Last week Italy’s government gave permission for cruise lines to resume operations in the country from 15 August.
MSC Cruises, which operates the MSC Grandiosa, will launch another cruise from the Italian port of Bari on 29 August, but has otherwise suspended its Mediterranean cruises until mid-October.
The international cruise industry has taken huge financial losses due to the pandemic. Several carriers have also been criticised for leaving thousands of passengers stranded aboard ships in Asia and the US in the early months of the pandemic. As of 11 June, 3,047 people were infected and 73 died while aboard 48 cruise ships affiliated with CLIA, according to data from Johns Hopkins University.
The company said its new security protocols – including daily temperature checks for those onboard – exceed national and industry standards. But the sailing of MSC Grandiosa represents a key test for the industry amid lingering concerns over passenger safety.

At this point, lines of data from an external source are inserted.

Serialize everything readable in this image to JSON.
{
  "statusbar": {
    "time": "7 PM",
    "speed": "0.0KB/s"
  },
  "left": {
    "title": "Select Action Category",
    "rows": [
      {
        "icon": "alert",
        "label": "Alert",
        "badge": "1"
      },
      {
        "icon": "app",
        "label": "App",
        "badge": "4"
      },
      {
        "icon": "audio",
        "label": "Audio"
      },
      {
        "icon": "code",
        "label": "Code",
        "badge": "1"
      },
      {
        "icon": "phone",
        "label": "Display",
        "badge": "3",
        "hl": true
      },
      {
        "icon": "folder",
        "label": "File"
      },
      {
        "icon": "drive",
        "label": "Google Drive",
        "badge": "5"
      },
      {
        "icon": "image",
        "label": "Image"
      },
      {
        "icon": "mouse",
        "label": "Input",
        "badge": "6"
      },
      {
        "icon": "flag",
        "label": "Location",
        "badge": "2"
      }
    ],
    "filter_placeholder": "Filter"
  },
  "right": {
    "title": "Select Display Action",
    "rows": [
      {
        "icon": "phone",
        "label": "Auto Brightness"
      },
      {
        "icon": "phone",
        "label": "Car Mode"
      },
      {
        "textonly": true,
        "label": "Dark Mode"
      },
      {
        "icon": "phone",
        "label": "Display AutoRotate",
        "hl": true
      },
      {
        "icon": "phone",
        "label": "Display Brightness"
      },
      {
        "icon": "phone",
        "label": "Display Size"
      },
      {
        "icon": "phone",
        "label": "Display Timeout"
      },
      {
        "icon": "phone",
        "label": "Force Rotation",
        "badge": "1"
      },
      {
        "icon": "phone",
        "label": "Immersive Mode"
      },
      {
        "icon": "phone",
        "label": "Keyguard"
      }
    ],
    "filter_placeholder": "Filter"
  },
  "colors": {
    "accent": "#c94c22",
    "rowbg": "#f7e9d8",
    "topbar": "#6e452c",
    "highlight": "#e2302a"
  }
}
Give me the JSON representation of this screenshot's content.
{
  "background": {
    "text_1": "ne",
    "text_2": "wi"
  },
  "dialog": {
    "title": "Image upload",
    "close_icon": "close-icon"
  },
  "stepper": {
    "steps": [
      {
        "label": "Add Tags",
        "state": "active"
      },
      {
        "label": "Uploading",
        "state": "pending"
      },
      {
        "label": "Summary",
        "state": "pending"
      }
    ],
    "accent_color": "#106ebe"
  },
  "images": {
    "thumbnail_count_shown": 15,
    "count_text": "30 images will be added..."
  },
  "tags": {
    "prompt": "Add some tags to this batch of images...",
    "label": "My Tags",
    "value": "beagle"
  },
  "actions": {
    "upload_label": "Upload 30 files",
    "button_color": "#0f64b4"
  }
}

At the end of July, a small Norwegian operator, Hurtigruten, was forced to suspend its newly restarted service after dozens of passengers and crew tested positive for coronavirus.